Writing for the web is not the same as writing for print; your audience read web pages in a different way to print. Users find on-screen content harder to read and, as a result, they tend to scan pages for what they want rather than read everything, word for word.
You should structure your content with the scan reader in mind. Accept that even the most avid reader will only read about a third of what you write. Think about how to make the most important points stand out.
What to do
- Identify your key messages
What do you want the user to find out from this page? Make this the most obvious part of your content and don’t make the reader wade through the rest of the content to get to it.
- Keep pages short and content concise
You can probably get away with using 50% fewer words than you think you need.
- Keep paragraphs, sentences and words short too
Simplifying your message isn’t about talking down to people; it’s about making your content accessible to everyone.
- Get straight to the point
Tell the user what they need to know in the first paragraph. Then, if you need to, give more detail in subsequent paragraphs.
- Use Multimedia
Pages of just text can be dull, intimidating and inaccessible. If you have appropriate images, video, animation or audio use them!
- Make images relevant to the text
Choose you images carefully – just looking at the picture should tell the same story as the text. Look at the images without the text, do they tell same story?
- Use bullet points
Makes it easier for users to pick out key facts when scan reading.
- Avoid jargon
Don’t assume the user knows what you mean. Always try to use plain English.
- State the obvious
If you want the user to click a link to go to a particular page, the link should say ‘click here to go to a particular page ‘, not just ‘click here’.
- Don’t leave them at a dead end
Where do you want the user to go after this page? How can you make it obvious to the user how to get there?
- Use headings
Headings can break up text into easy-to-read chunks and help to tell the story. Users should be able to get an overview by just reading the headings. If you only read the headings in this box, you should have a good idea about writing for the web!
What not to do
The list of things you shouldn’t do when writing for the web is long and contentious and could put you off before you start. Here are a few of the more important points to think about…
- Avoid floweriness

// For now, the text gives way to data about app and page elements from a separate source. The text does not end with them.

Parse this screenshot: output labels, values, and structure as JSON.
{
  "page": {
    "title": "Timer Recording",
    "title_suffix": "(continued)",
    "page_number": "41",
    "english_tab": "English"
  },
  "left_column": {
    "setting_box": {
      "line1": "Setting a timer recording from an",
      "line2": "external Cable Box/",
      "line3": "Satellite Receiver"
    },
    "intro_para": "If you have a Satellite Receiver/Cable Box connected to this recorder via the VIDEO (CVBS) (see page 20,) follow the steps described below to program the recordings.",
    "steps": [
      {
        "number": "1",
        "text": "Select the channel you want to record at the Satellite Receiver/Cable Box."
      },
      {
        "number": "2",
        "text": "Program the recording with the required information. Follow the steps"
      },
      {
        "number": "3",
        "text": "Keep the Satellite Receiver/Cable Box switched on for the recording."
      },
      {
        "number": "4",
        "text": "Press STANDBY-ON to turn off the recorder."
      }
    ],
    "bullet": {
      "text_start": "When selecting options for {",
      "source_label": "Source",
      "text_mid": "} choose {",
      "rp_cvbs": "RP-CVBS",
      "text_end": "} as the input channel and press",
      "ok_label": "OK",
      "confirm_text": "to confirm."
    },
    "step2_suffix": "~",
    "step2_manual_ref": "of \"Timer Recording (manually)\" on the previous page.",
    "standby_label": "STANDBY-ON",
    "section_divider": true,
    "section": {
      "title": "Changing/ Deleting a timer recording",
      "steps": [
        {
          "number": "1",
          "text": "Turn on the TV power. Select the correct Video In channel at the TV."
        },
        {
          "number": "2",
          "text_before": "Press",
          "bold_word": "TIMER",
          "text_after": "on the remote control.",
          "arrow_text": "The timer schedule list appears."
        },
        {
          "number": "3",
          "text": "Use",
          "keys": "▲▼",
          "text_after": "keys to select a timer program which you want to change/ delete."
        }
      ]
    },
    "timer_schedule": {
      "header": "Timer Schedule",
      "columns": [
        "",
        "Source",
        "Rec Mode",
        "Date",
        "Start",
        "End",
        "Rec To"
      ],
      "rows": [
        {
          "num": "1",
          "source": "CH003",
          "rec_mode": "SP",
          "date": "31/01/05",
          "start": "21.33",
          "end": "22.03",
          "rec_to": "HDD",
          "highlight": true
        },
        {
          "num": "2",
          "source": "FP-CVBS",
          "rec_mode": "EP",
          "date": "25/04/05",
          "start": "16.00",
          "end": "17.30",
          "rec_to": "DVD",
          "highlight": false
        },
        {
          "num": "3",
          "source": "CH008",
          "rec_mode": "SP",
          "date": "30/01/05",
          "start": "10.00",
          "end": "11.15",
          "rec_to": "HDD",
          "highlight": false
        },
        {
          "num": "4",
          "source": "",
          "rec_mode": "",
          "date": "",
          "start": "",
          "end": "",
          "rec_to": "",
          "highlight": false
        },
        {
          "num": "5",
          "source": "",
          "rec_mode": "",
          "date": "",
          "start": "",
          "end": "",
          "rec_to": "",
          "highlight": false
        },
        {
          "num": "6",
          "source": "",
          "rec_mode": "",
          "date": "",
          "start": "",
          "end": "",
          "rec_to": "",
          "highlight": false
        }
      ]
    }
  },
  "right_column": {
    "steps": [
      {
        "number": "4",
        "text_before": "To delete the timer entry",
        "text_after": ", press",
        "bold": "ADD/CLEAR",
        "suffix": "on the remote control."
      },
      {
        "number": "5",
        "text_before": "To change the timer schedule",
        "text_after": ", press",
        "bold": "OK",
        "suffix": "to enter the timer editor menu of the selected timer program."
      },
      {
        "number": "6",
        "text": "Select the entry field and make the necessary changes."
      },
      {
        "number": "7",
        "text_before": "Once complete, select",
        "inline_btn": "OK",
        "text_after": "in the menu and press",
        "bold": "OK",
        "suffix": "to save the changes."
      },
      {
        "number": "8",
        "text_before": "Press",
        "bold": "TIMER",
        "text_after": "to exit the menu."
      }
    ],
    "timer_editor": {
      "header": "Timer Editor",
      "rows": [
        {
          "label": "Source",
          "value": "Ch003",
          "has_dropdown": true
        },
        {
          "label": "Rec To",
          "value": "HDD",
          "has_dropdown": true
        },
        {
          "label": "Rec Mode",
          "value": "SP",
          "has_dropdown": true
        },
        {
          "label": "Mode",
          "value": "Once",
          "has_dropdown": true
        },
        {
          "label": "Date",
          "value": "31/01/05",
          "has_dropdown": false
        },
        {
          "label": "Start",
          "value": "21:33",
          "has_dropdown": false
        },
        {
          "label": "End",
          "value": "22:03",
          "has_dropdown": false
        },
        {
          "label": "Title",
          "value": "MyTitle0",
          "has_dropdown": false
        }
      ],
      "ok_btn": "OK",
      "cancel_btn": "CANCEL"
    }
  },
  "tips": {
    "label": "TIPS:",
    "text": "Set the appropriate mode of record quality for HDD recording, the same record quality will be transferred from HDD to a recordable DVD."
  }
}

Never write in a flowery, journalistic, conversational, marketing style – you’re impressing no one. Just write clearly and deliver the facts.
- Don’t be a slave to copy and paste
Don’t use the same text you used in your printed material, on your old website or that you used last year. Approach each piece of content afresh and follow the best practice guidelines.
- PDFs are not a substitute for web content
PDFs are downloadable files, not web pages. They are not as flexible as web pages, are not always search engine friendly and don’t provide users with immediate access to information.
- Don’t waste your first paragraph
Don’t bother telling the user what they will find on the page. They can see for themselves. Your first paragraph needs to get straight down to the facts.
- Don’t oversell your links
Try not to cram too much information into your links. Explain what the user is linking to and then let them link to it to get the information.
- Don’t be a stranger
Make sure you regularly read through your website and remove or update any information that is out of date, no longer relevant or inaccurate.
Best of luck. Let me know how you get on – firstname.lastname@example.org
Read more about your mum ux at www.yourmumux.co.uk